— The 300s (@The300sBoston) October 9, 2017
Kimbrel came into yesterday’s game in the 8th inning with a man on first and two outs. Just get the final out of the 8th and the Sox are still tied heading into the bottom of the frame. Kimbrel proceeds to go: Wild Pitch (advancing runner to second) Walk, and RBI Single to give the Astros a 1-run lead before getting the third out. He then hits a guy in the 9th before giving up an RBI Double to put the Sox in a 2-run hole before getting yanked for Closer B Addison Russell. Can’t have that from a guy that everyone praises all year long for his dominance.
If we can get Playoff Hanley Ramirez and not store brand Manny Ramirez, then the Red Sox are golden. But as we all know, Hanley is off more often than he is on, which is a problem. Maybe he had a “Come to Jesus” moment in the ALDS this year. Maybe Big Papi got in his ear. I don’t know, but if he can actually give a shit for an entire season then the Sox are cooking with gas. But, it would be fool’s gold to bank on that for 2018.
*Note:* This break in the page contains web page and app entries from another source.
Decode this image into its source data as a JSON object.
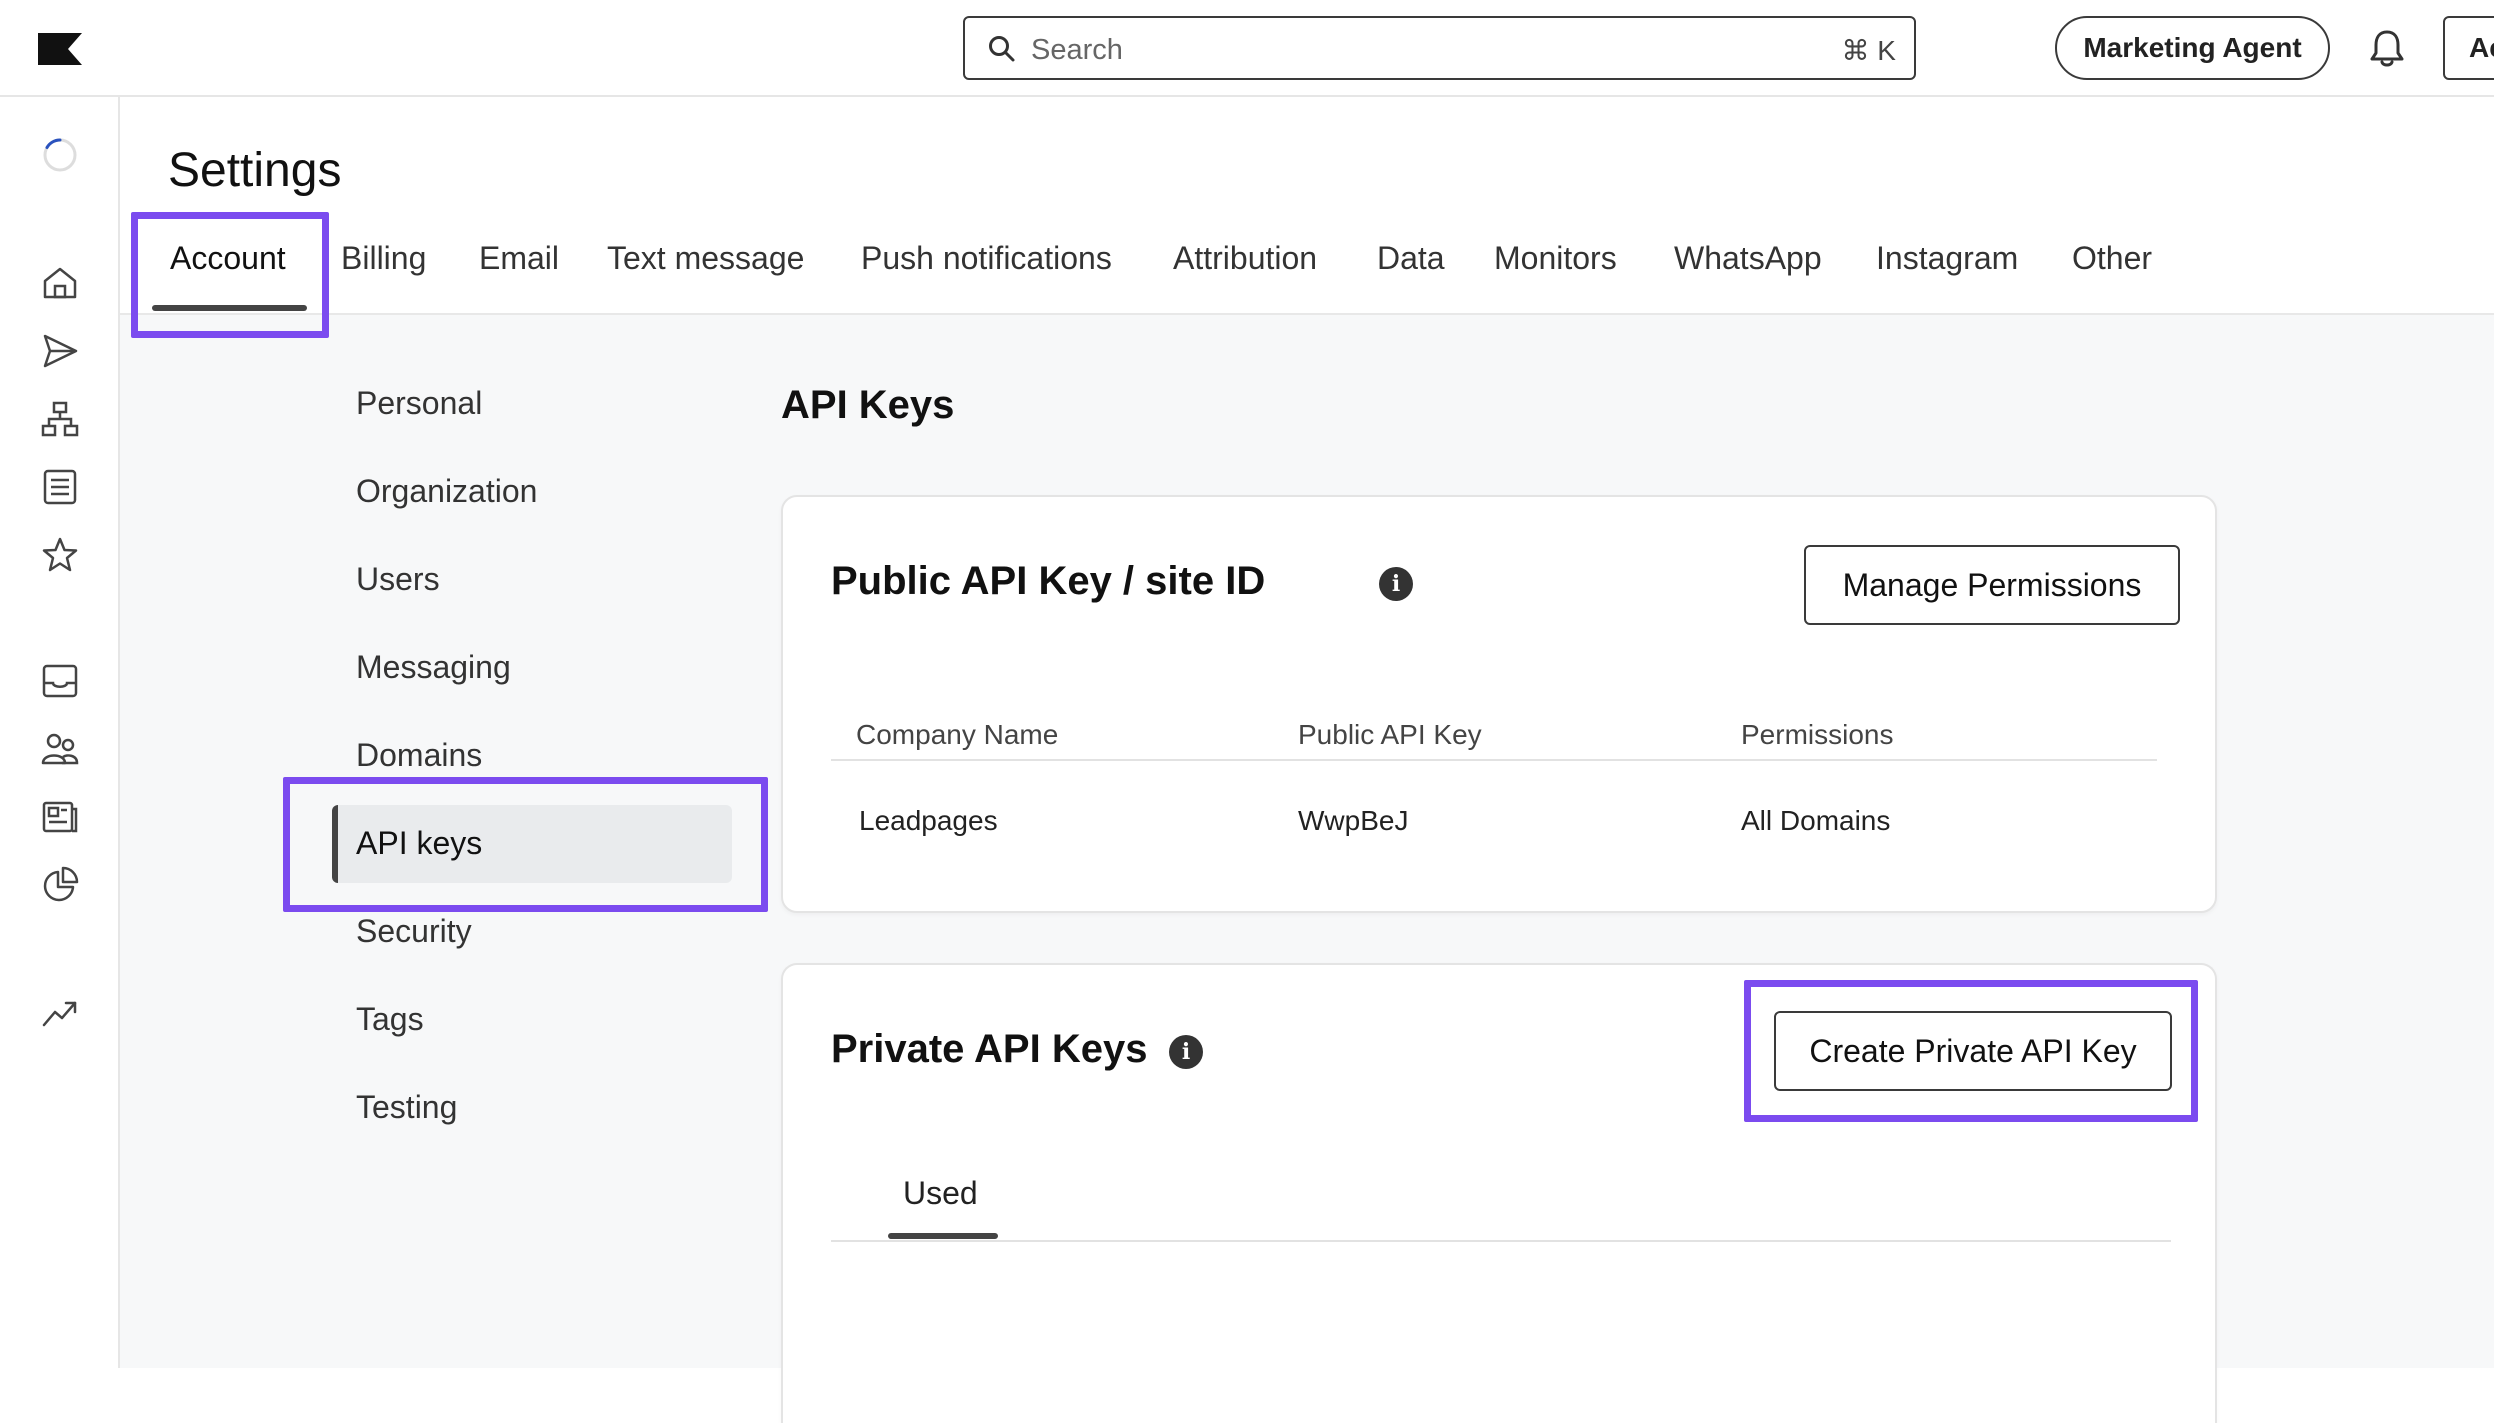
{
  "topbar": {
    "search_placeholder": "Search",
    "search_shortcut": "⌘ K",
    "agent_button": "Marketing Agent",
    "cut_button": "Ac"
  },
  "header": {
    "title": "Settings",
    "tabs": [
      "Account",
      "Billing",
      "Email",
      "Text message",
      "Push notifications",
      "Attribution",
      "Data",
      "Monitors",
      "WhatsApp",
      "Instagram",
      "Other"
    ],
    "active_tab": "Account"
  },
  "subnav": {
    "items": [
      "Personal",
      "Organization",
      "Users",
      "Messaging",
      "Domains",
      "API keys",
      "Security",
      "Tags",
      "Testing"
    ],
    "active_item": "API keys"
  },
  "main": {
    "section_title": "API Keys",
    "public_card": {
      "title": "Public API Key / site ID",
      "info": "i",
      "button": "Manage Permissions",
      "columns": [
        "Company Name",
        "Public API Key",
        "Permissions"
      ],
      "rows": [
        [
          "Leadpages",
          "WwpBeJ",
          "All Domains"
        ]
      ]
    },
    "private_card": {
      "title": "Private API Keys",
      "info": "i",
      "button": "Create Private API Key",
      "tab": "Used"
    }
  },
  "colors": {
    "highlight": "#7b4bef",
    "accent_dark": "#444444"
  }
}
Xander Bogaerts needs to start drinking his protein shakes or something after struggling badly down the stretch for the second consecutive season and then hitting .059 in the playoffs this year. Before the All-Star break this year X hit .303 and after the All-Star break X hit .235. Last year his splits were .329/.253. Granted two years ago he actually hit 30 points higher in the second half, but Xander needs to figure out how to stay fresh or he could quickly find himself on the way out of town.
2018 Silver Linings
Despite some hit or miss defense, Rafael Devers looks like the real fucking deal. Devers was called up on July 24th and was the youngest player in the league at 20 years old. Ya know, after a whole NINE GAMES in Triple-A. All he did was proceed to hit .284 with 10 HR’s and 30 RBIs. Then he became the youngest player in Red Sox history to hit a postseason HR and then he hit another one; and inside the park job in the 9th inning of Game 4 as he nearly kept the Red Sox alive singlehandedly. Unreal. After the disaster that was Pablo Sandoval and trading away Travis Shaw, who hit 30 dingers himself this season, it seems like the Sox have found another young budding star. Thank god Dombrowski didn’t trade him too.
Not a ton else to look forward to as I don’t see a team thats already pressed up against the Luxury Tax making too many additions. Barring a huge trade, this will be the same squad trotting out there in 2018. So maybe another year of playoff experience, a new manager, and maybe a new bench player acting as the glue guy (i.e. Kevin Millar, David Ross, Jonny Gomes) gets this team over the hump next year. Thats it.